Verbal inflation

Slightly more accessibly, it is also regarded, in real terms, as one of the most expensive projects ever undertaken by the American government.

Only fighting and paying for World War II cost more. Vietnam came close but putting a man on the moon was a bargain in relative terms at about a third of the price of the stimulus programme.

It is hardly surprising that politicians and pundits on American discussion programmes often jumble up the millions, billions and trillions - we are still in the process of adjusting to a frightening order of magnitude

That is even more startling when you consider that the bailout for troubled banks (that is troubled in its modern sense of "greedy and incompetent") is only going to come in very slightly cheaper, at perhaps $750bn.

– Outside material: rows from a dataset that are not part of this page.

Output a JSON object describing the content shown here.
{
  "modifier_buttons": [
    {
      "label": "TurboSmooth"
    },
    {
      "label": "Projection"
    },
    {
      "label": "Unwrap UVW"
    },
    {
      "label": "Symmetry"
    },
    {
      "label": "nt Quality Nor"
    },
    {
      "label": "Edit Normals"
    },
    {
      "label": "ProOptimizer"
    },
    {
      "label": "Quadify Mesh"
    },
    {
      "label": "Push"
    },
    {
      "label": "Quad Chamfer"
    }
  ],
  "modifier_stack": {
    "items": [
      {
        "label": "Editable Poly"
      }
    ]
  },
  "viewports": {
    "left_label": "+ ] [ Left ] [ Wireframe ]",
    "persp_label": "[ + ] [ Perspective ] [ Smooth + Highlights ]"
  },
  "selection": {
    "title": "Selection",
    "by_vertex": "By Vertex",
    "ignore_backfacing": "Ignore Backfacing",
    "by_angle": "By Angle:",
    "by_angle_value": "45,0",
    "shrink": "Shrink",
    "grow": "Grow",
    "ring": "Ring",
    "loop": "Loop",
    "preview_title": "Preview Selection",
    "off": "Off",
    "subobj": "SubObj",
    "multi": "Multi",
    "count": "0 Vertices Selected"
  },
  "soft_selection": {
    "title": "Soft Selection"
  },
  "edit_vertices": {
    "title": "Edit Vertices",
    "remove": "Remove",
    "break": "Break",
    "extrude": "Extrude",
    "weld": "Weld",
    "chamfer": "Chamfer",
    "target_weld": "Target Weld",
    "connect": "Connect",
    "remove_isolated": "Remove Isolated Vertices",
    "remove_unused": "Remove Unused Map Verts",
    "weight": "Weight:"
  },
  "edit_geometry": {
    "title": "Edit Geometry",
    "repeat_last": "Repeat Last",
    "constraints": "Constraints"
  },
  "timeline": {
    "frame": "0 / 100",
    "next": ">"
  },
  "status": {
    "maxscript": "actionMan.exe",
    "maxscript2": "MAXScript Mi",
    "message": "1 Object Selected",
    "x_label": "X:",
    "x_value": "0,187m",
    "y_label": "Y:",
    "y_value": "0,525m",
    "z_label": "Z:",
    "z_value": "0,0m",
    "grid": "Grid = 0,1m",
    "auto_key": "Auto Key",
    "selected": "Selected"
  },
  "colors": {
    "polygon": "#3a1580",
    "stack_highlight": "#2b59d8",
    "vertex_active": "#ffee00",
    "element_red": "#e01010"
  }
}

The creation of the new reserve fund to pay for health care reform in Mr Obama's first budget will cost a further $634bn.

Sale at a store in New York
The US is struggling with rising unemployment

And yet it is not very long ago that the word billion began creeping into the lexicon of everyday politics.

In the past it was mostly regarded as a loose, non-specific way of conveying a sense of scale bordering on the fantastical - as in "a billion stars in the heavens".

The speed of that verbal inflation is staggering. Most of us still use the word millionaire to describe someone of enormous wealth, but it has actually been around since the mid-19th century in its current form and once conjured an image of someone with limitless spending power.

Today it is a little less special. There are thought to be around 10 million millionaires in the world and we use the word billionaire to convey the idea of limitless plenty instead - there are only just over a thousand of them, and maybe even fewer than that after the global collapse of values of the last year or so.

But hardly have we grown used to the idea of the billionaire when the word billion, relatively speaking, has begun to lose some of its power to convey a cosmic sense of financial scale, displaced by the t-word.

It is hardly surprising that politicians and pundits on American discussion programmes often jumble up the millions, billions and trillions - we are still in the process of adjusting to a frightening order of magnitude.

Quadrillion

If you are not sure of the difference by the way, think of it like this.

A million seconds is 11 days.

Since we have only just started on the trillion scale a bit of a breathing space should now follow

A billion seconds is around 32 years.

And a trillion therefore is 32,000 years.

It seems to me this matters because the language of political arithmetic is now completely removed from the language of everyday life - and that has happened with frightening speed.

In the early years of his presidency, for example, Bill Clinton tried to get a $16.3bn stimulus package through on Capitol Hill and failed, partly perhaps because that sounded like a hell of a lot of money back then.

The American budget, and the American budget deficit have come a long way since - not in the right direction.

Still, since we have only just started on the trillion scale a bit of a breathing space should now follow. It is the quadrillion next by the way.

Now that really IS a lot of money.

From Our Own Correspondent was broadcast on Saturday, 28 February, 2009 at 1130 GMT on BBC Radio 4. Please check the programme schedules for World Service transmission times.

RELATED INTERNET LINKS
The BBC is not responsible for the content of external internet sites


FEATURES, VIEWS, ANALYSIS
Has China's housing bubble burst?
How the world's oldest clove tree defied an empire
Why Royal Ballet principal Sergei Polunin quit

BBC navigation

BBC © 2014 The BBC is not responsible for the content of external sites. Read more.

This page is best viewed in an up-to-date web browser with style sheets (CSS) enabled. While you will be able to view the content of this page in your current browser, you will not be able to get the full visual experience. Please consider upgrading your browser software or enabling style sheets (CSS) if you are able to do so.

Americas Africa Europe Middle East South Asia Asia Pacific